“Our aim is to show people that they are too gullible, even serious media don’t check their sources and publish news that has not been checked, without any information about their sources,” the author of the website, Grigory Kasatkin, told TV Rain. 

1. ‘False Lenin mummy was shown to World Cup fans’

Unidentified fraudsters conned foreigners into paying for excursions to a fake mausoleum in a private apartment in the Moscow district of Chertanovo. One of the opportunists was scouting potential clients at airports in the Russian capital while the other pretended to be the dead Lenin.

One duped German tourist who chanced upon Lenin’s real resting place in Red Square informed the authorities that he had been conned, and the former theatre school students were caught red-handed.

This ridiculous and false story was pounded upon by Russian media…

2. “Nizhny Novgorod saleswoman pierced condoms to improve the gene pool

On July 2 Panorama published a piece claiming that a saleswoman from Nizhny Novgorod allegedly punctured holes in condoms and sold them to foreign World Cup fans to increase fertility in the country. The story was picked up by national media companies.

3. ‘Polish tourists get lost in the ‘Susanin’s Path’ park-preserve’

On July 12 one national news website reported that a group of tourists was lost in the “Susanin Path" park-preserve, which is part of the Kostroma Reserve-Museum.

The travelers allegedly came from Poland to learn about the history of the Polish-Lithuanian Commonwealth, and the search for the tourists started on July 7. The foreigners had a GPS navigator but they weren’t able to navigate a route following in the footsteps of 17th century Russian martyr Susanin, who led a Polish-Lithuanian detachment to the area to disorient them.

Needless to say, the story turned out to be fake news peddled by Panorama.

4. ‘A man smashed the Range Rover of his neighbor protesting against British sanctions’

OnApril 1 one of the most popular Russian newspapers published news about a Chelyabinsk citizen who smashed a neighbor's car in protest against the extradition of Russian diplomats from London. It was a bogus story.

5. ‘Iceland fan Gundermoor Sigurdflordbradsen complained about hard to pronounce Russian names’

In December last year the popular Russian news website wrote a story about a fan of Iceland's national team called Gundermurd Sigurdflordbradsen who complained about the difficult names of Russian cities. Newsworthy?

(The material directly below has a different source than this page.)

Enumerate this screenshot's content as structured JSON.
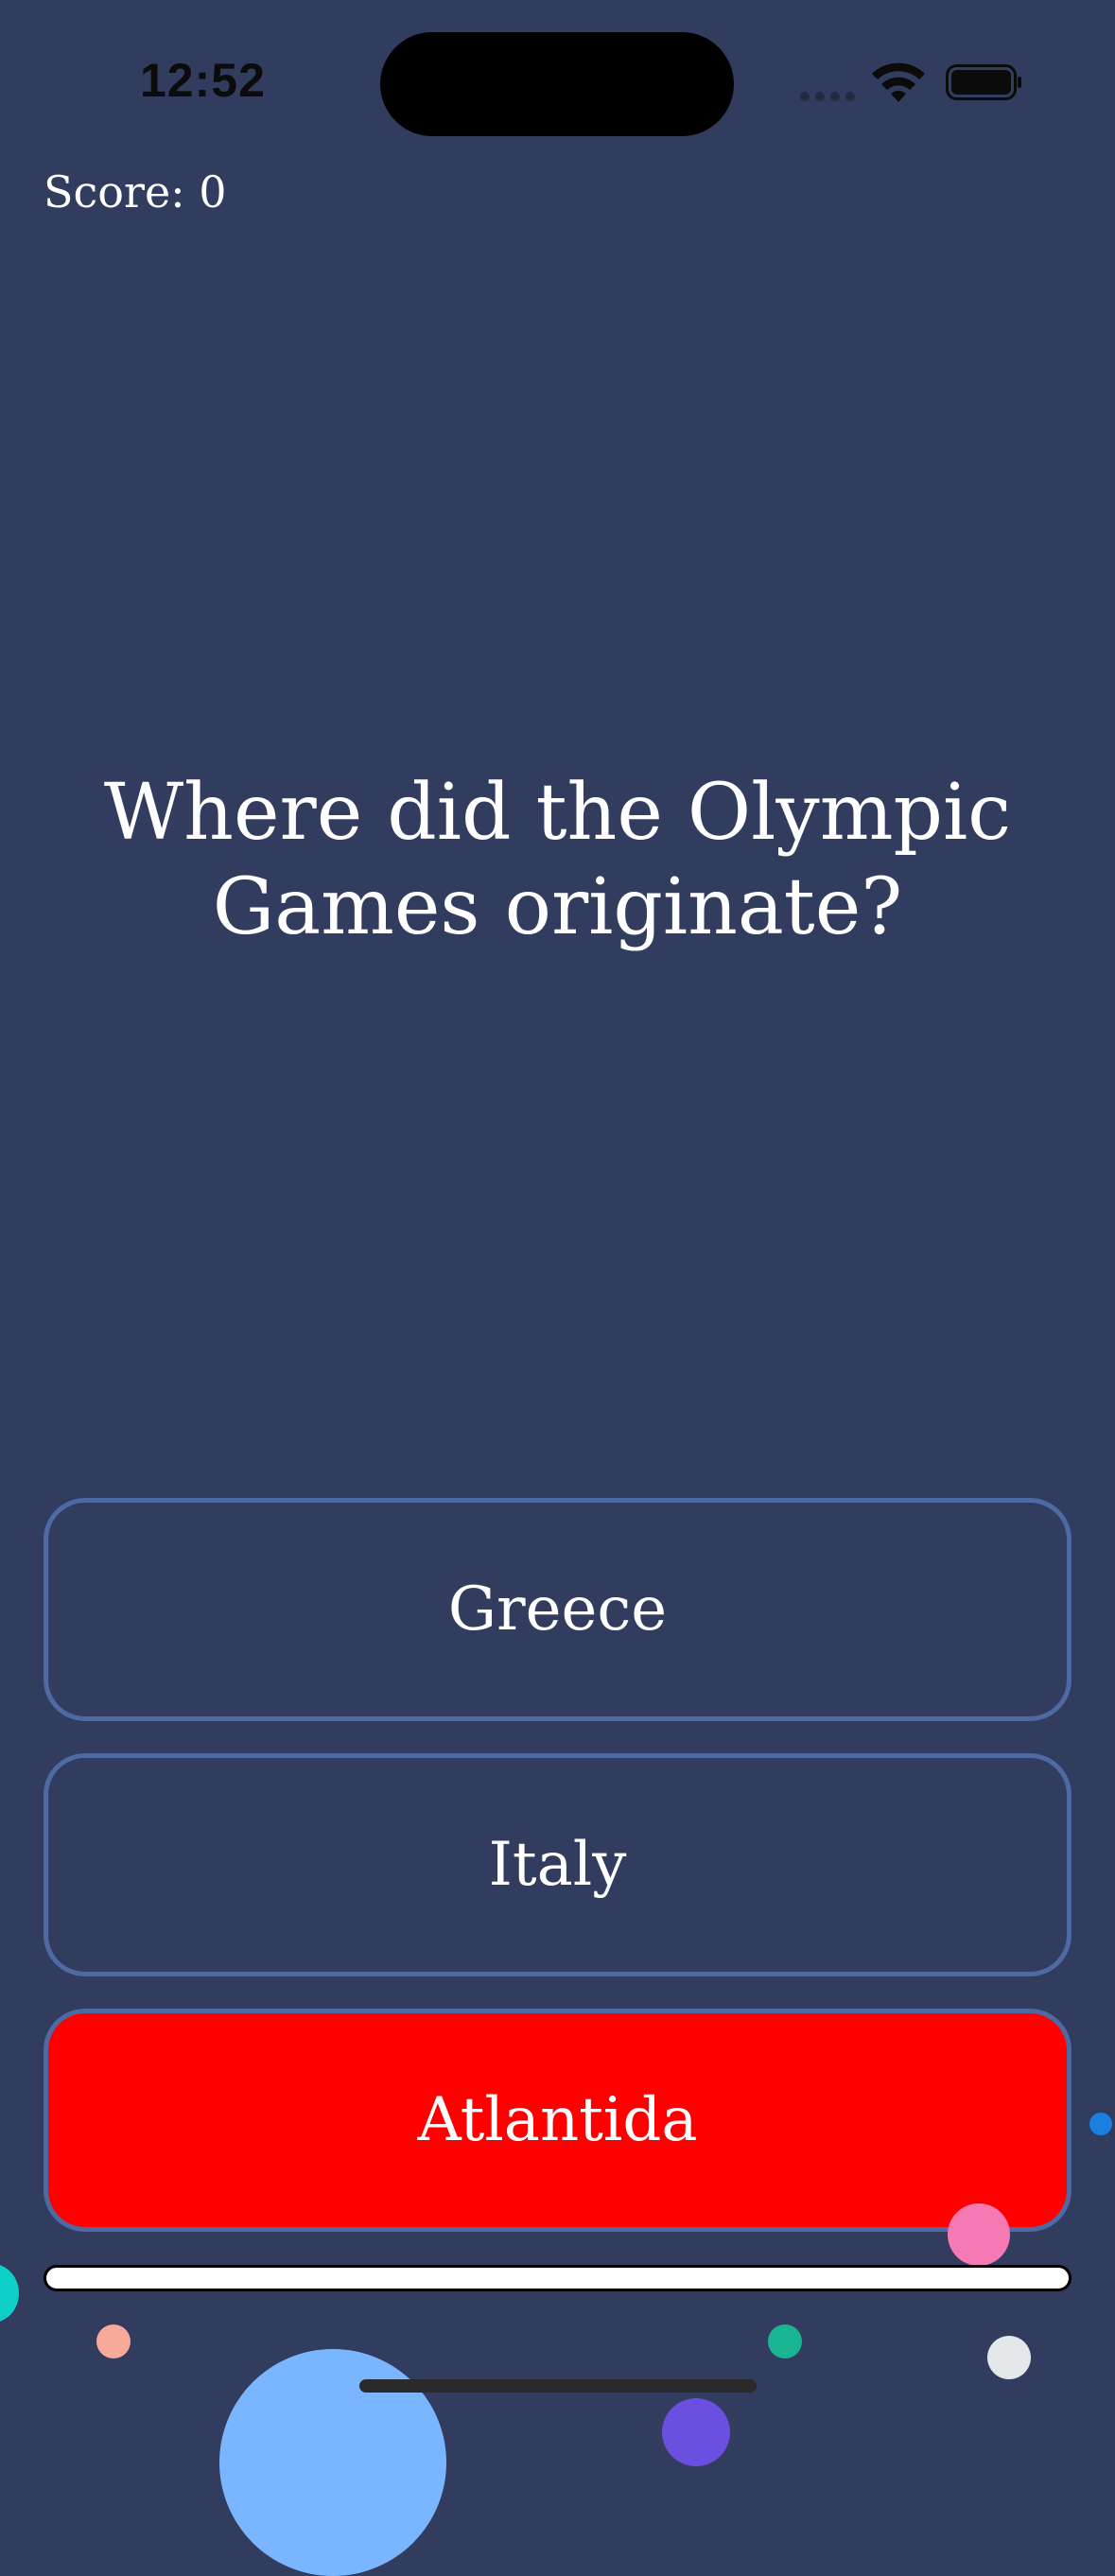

If using any of Russia Beyond's content, partly or in full, always provide an active hyperlink to the original material.

Read more

This website uses cookies. Click here to find out more.

Accept cookies